There are obvious points of comparison with Rory Bremner, a hero of Forde’s, but what the latter lacks is a major televisual platform. He thinks there’s a woeful dearth of political comedy on TV tout court. “It’s a boom-time for political comedy. Big stories create a demand for comedy, and since 2014 it has been a fireworks display – the 2015 election, Brexit, Corbyn, Trump, Boris.” It’s a mystery to him why TV execs haven’t got the message. “Given the times we’re living in and the number of channels, there should have been an explosion of shows. We need shows like The Frost Report again, and they need to be on all the time.”

Forde with First Minister of Scotland and leader of the SNP Nicola Sturgeon - Getty
Forde with First Minister of Scotland and leader of the SNP Nicola Sturgeon - Getty

Forde expresses amazement, for instance, that he contributed to the return of the 1980s phenomenon Spitting Image, only for it to stream on Britbox. “It was mad not to put it on ITV. The biggest issue was that no one watched it.” At its zenith, Spitting Image held a mirror up to the warty political class, and Forde insists – gently, of course – that comedy has a key role to play in looking at who’s pulling the strings. “Politics, and how politicians use power, is always relevant – and ripe for lampooning.”

One could happily chat to him for hours – just hearing how he gets, or doesn’t get, an impression right feels like an inside scoop on his targets.
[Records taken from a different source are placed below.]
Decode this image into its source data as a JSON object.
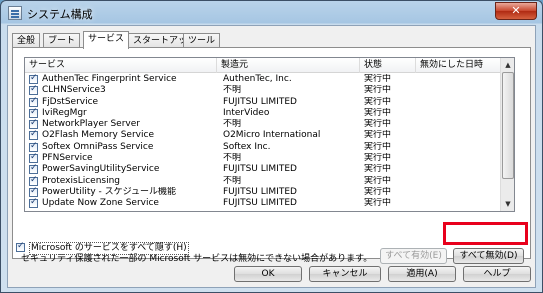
{
  "window": {
    "title": "システム構成",
    "close_glyph": "✕"
  },
  "tabs": [
    {
      "label": "全般"
    },
    {
      "label": "ブート"
    },
    {
      "label": "サービス"
    },
    {
      "label": "スタートアップ"
    },
    {
      "label": "ツール"
    }
  ],
  "columns": {
    "service": "サービス",
    "manufacturer": "製造元",
    "status": "状態",
    "disabled_date": "無効にした日時"
  },
  "rows": [
    {
      "service": "AuthenTec Fingerprint Service",
      "manufacturer": "AuthenTec, Inc.",
      "status": "実行中",
      "checked": true
    },
    {
      "service": "CLHNService3",
      "manufacturer": "不明",
      "status": "実行中",
      "checked": true
    },
    {
      "service": "FjDstService",
      "manufacturer": "FUJITSU LIMITED",
      "status": "実行中",
      "checked": true
    },
    {
      "service": "IviRegMgr",
      "manufacturer": "InterVideo",
      "status": "実行中",
      "checked": true
    },
    {
      "service": "NetworkPlayer Server",
      "manufacturer": "不明",
      "status": "実行中",
      "checked": true
    },
    {
      "service": "O2Flash Memory Service",
      "manufacturer": "O2Micro International",
      "status": "実行中",
      "checked": true
    },
    {
      "service": "Softex OmniPass Service",
      "manufacturer": "Softex Inc.",
      "status": "実行中",
      "checked": true
    },
    {
      "service": "PFNService",
      "manufacturer": "不明",
      "status": "実行中",
      "checked": true
    },
    {
      "service": "PowerSavingUtilityService",
      "manufacturer": "FUJITSU LIMITED",
      "status": "実行中",
      "checked": true
    },
    {
      "service": "ProtexisLicensing",
      "manufacturer": "不明",
      "status": "実行中",
      "checked": true
    },
    {
      "service": "PowerUtility - スケジュール機能",
      "manufacturer": "FUJITSU LIMITED",
      "status": "実行中",
      "checked": true
    },
    {
      "service": "Update Now Zone Service",
      "manufacturer": "FUJITSU LIMITED",
      "status": "実行中",
      "checked": true
    }
  ],
  "note": "セキュリティ保護された一部の Microsoft サービスは無効にできない場合があります。",
  "enable_all_label": "すべて有効(E)",
  "disable_all_label": "すべて無効(D)",
  "hide_ms_label": "Microsoft のサービスをすべて隠す(H)",
  "buttons": {
    "ok": "OK",
    "cancel": "キャンセル",
    "apply": "適用(A)",
    "help": "ヘルプ"
  },
  "colors": {
    "highlight": "#e8001c",
    "title_bar": "#a6c6e3"
  }
}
About Liz Truss he notes: “She has a chaotic vocal delivery, which is funny – her emphasis is different to other people’s.” Who defeats him? “Michael Gove. I struggle with people who sound a bit Scottish and a bit English. He’s like a dart-board – no matter how often I throw the dart at that area of the board, I can’t get near it.” And his stand-out podcast interviewee so far? The late Tessa Jowell. “It was like meeting a saint,” he says, in all seriousness.
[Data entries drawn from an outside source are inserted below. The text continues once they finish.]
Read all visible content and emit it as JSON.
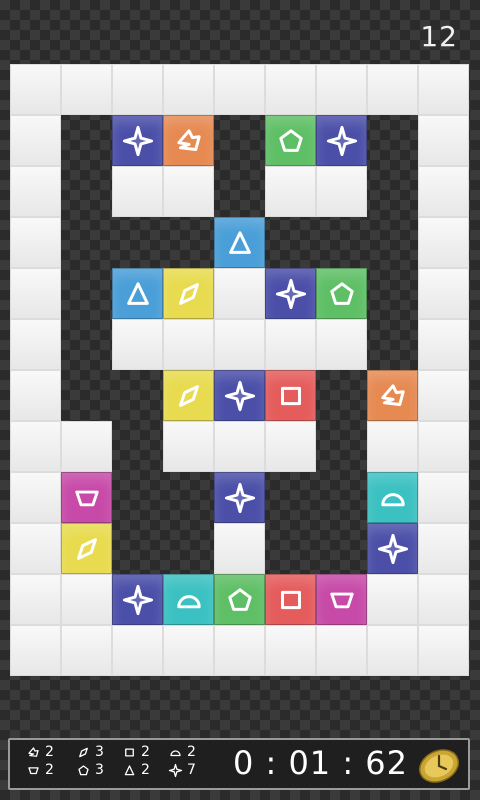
{
  "score": "12",
  "timer": "0 : 01 : 62",
  "colors": {
    "blue": "#5d6dc8",
    "orange": "#e68a52",
    "green": "#5fbf66",
    "lightblue": "#4a9fd8",
    "yellow": "#e8db4f",
    "red": "#e55c5c",
    "magenta": "#c74aa8",
    "teal": "#3cc1c2",
    "star": "#4b4fa8"
  },
  "board": {
    "cols": 9,
    "rows": 12,
    "walls": [
      [
        0,
        0
      ],
      [
        1,
        0
      ],
      [
        2,
        0
      ],
      [
        3,
        0
      ],
      [
        4,
        0
      ],
      [
        5,
        0
      ],
      [
        6,
        0
      ],
      [
        7,
        0
      ],
      [
        8,
        0
      ],
      [
        0,
        1
      ],
      [
        8,
        1
      ],
      [
        0,
        2
      ],
      [
        2,
        2
      ],
      [
        3,
        2
      ],
      [
        5,
        2
      ],
      [
        6,
        2
      ],
      [
        8,
        2
      ],
      [
        0,
        3
      ],
      [
        8,
        3
      ],
      [
        0,
        4
      ],
      [
        4,
        4
      ],
      [
        8,
        4
      ],
      [
        0,
        5
      ],
      [
        2,
        5
      ],
      [
        3,
        5
      ],
      [
        4,
        5
      ],
      [
        5,
        5
      ],
      [
        6,
        5
      ],
      [
        8,
        5
      ],
      [
        0,
        6
      ],
      [
        8,
        6
      ],
      [
        0,
        7
      ],
      [
        1,
        7
      ],
      [
        3,
        7
      ],
      [
        4,
        7
      ],
      [
        5,
        7
      ],
      [
        7,
        7
      ],
      [
        8,
        7
      ],
      [
        0,
        8
      ],
      [
        8,
        8
      ],
      [
        0,
        9
      ],
      [
        4,
        9
      ],
      [
        8,
        9
      ],
      [
        0,
        10
      ],
      [
        1,
        10
      ],
      [
        7,
        10
      ],
      [
        8,
        10
      ],
      [
        0,
        11
      ],
      [
        1,
        11
      ],
      [
        2,
        11
      ],
      [
        3,
        11
      ],
      [
        4,
        11
      ],
      [
        5,
        11
      ],
      [
        6,
        11
      ],
      [
        7,
        11
      ],
      [
        8,
        11
      ]
    ],
    "tiles": [
      {
        "col": 2,
        "row": 1,
        "shape": "star",
        "color": "star"
      },
      {
        "col": 3,
        "row": 1,
        "shape": "crescent",
        "color": "orange"
      },
      {
        "col": 5,
        "row": 1,
        "shape": "pentagon",
        "color": "green"
      },
      {
        "col": 6,
        "row": 1,
        "shape": "star",
        "color": "star"
      },
      {
        "col": 4,
        "row": 3,
        "shape": "triangle",
        "color": "lightblue"
      },
      {
        "col": 2,
        "row": 4,
        "shape": "triangle",
        "color": "lightblue"
      },
      {
        "col": 3,
        "row": 4,
        "shape": "diamond",
        "color": "yellow"
      },
      {
        "col": 5,
        "row": 4,
        "shape": "star",
        "color": "star"
      },
      {
        "col": 6,
        "row": 4,
        "shape": "pentagon",
        "color": "green"
      },
      {
        "col": 3,
        "row": 6,
        "shape": "diamond",
        "color": "yellow"
      },
      {
        "col": 4,
        "row": 6,
        "shape": "star",
        "color": "star"
      },
      {
        "col": 5,
        "row": 6,
        "shape": "square",
        "color": "red"
      },
      {
        "col": 7,
        "row": 6,
        "shape": "crescent",
        "color": "orange"
      },
      {
        "col": 1,
        "row": 8,
        "shape": "trapezoid",
        "color": "magenta"
      },
      {
        "col": 4,
        "row": 8,
        "shape": "star",
        "color": "star"
      },
      {
        "col": 7,
        "row": 8,
        "shape": "dome",
        "color": "teal"
      },
      {
        "col": 1,
        "row": 9,
        "shape": "diamond",
        "color": "yellow"
      },
      {
        "col": 7,
        "row": 9,
        "shape": "star",
        "color": "star"
      },
      {
        "col": 2,
        "row": 10,
        "shape": "star",
        "color": "star"
      },
      {
        "col": 3,
        "row": 10,
        "shape": "dome",
        "color": "teal"
      },
      {
        "col": 4,
        "row": 10,
        "shape": "pentagon",
        "color": "green"
      },
      {
        "col": 5,
        "row": 10,
        "shape": "square",
        "color": "red"
      },
      {
        "col": 6,
        "row": 10,
        "shape": "trapezoid",
        "color": "magenta"
      }
    ]
  },
  "counts": [
    {
      "shape": "crescent",
      "value": "2"
    },
    {
      "shape": "trapezoid",
      "value": "2"
    },
    {
      "shape": "diamond",
      "value": "3"
    },
    {
      "shape": "pentagon",
      "value": "3"
    },
    {
      "shape": "square",
      "value": "2"
    },
    {
      "shape": "triangle",
      "value": "2"
    },
    {
      "shape": "dome",
      "value": "2"
    },
    {
      "shape": "star",
      "value": "7"
    }
  ]
}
So, final question, as Forde heads back into the Fringe maelstrom: if he could go back in time to interview any politician, who would it be? He plumps first for Churchill, before alighting on John Smith. “But what about Thatcher?” I venture. “How could I have left her out?!” he wails in disbelief. “Perhaps the most transformational prime minister in our history. Of course. It’d have to be her.”

Matt Forde: Clowns to the Left of Me, Jokers to the Right runs at the Pleasance Courtyard (Beyond) to August 28. Tickets: